ACTION ITEM:
Keep every line of the data below that has the string "Android之网络通信" and present those lines.

THE INPUT:
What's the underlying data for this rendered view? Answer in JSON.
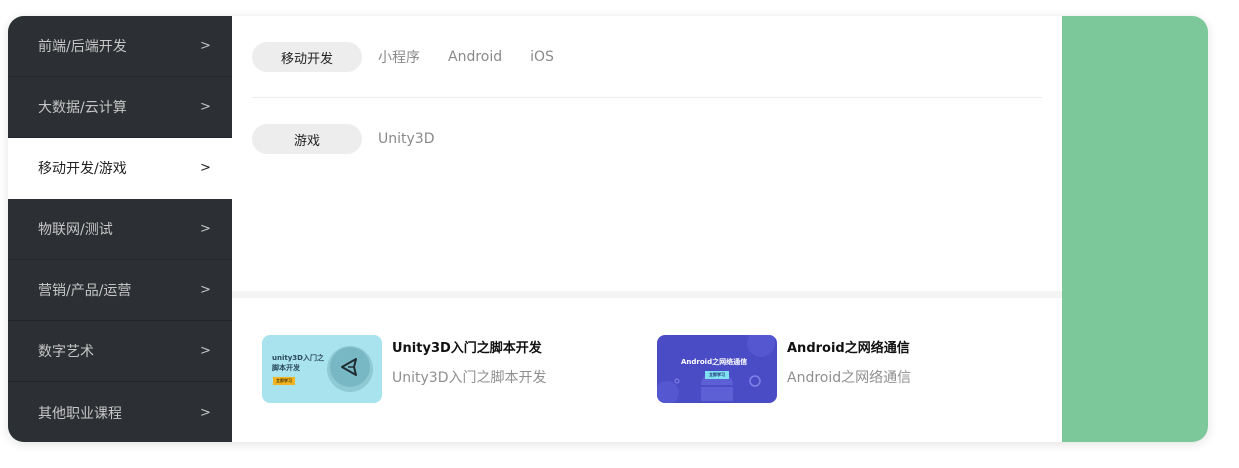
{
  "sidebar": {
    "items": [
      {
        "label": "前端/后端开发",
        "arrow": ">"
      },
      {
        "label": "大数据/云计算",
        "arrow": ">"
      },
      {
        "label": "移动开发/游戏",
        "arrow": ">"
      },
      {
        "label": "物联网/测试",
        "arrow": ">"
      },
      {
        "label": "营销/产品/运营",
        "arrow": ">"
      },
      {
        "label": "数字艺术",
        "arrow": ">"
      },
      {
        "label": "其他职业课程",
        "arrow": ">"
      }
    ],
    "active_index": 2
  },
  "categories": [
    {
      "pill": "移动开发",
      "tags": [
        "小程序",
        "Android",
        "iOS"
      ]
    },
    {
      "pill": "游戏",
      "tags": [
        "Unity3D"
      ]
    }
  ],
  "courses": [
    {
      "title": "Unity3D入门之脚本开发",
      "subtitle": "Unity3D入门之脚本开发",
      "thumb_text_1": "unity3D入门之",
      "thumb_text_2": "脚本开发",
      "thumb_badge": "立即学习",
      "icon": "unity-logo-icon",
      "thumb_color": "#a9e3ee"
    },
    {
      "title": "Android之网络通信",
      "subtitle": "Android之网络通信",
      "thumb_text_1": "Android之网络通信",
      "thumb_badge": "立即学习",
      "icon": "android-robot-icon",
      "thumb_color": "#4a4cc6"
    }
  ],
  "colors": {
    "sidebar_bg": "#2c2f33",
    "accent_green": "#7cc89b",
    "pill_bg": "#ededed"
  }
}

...

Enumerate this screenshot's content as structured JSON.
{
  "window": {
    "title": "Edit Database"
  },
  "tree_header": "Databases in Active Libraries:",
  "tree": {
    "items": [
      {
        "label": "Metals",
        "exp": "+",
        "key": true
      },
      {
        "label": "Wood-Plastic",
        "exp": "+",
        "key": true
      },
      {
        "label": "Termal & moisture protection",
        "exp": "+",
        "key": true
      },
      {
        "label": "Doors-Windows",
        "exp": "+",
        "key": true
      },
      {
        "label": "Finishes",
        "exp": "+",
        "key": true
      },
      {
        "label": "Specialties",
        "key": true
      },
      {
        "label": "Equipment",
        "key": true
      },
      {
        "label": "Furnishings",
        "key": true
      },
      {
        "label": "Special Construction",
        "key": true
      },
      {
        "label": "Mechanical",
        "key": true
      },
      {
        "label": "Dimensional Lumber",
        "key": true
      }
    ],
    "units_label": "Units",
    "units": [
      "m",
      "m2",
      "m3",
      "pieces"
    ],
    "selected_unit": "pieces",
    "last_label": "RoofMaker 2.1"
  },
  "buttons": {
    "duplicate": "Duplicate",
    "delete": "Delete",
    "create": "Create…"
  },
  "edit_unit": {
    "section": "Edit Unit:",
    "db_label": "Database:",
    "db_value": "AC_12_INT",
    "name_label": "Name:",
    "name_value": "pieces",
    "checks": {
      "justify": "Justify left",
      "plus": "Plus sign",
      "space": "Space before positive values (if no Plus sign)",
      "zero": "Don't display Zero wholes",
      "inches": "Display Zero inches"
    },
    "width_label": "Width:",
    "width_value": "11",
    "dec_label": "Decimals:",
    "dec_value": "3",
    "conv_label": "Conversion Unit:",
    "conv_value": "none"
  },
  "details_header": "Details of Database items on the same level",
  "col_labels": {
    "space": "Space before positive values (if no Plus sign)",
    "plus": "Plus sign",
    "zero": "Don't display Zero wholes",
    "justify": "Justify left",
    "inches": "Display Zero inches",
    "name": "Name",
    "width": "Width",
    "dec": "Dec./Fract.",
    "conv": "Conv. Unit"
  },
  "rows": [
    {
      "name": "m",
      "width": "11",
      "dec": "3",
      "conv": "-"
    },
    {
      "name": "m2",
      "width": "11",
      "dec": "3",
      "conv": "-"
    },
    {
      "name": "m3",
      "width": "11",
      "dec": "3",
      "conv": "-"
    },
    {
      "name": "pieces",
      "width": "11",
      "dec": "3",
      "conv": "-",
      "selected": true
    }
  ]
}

OUTPUT OF THE EXERCISE:
      "title": "Android之网络通信",
      "subtitle": "Android之网络通信",
      "thumb_text_1": "Android之网络通信",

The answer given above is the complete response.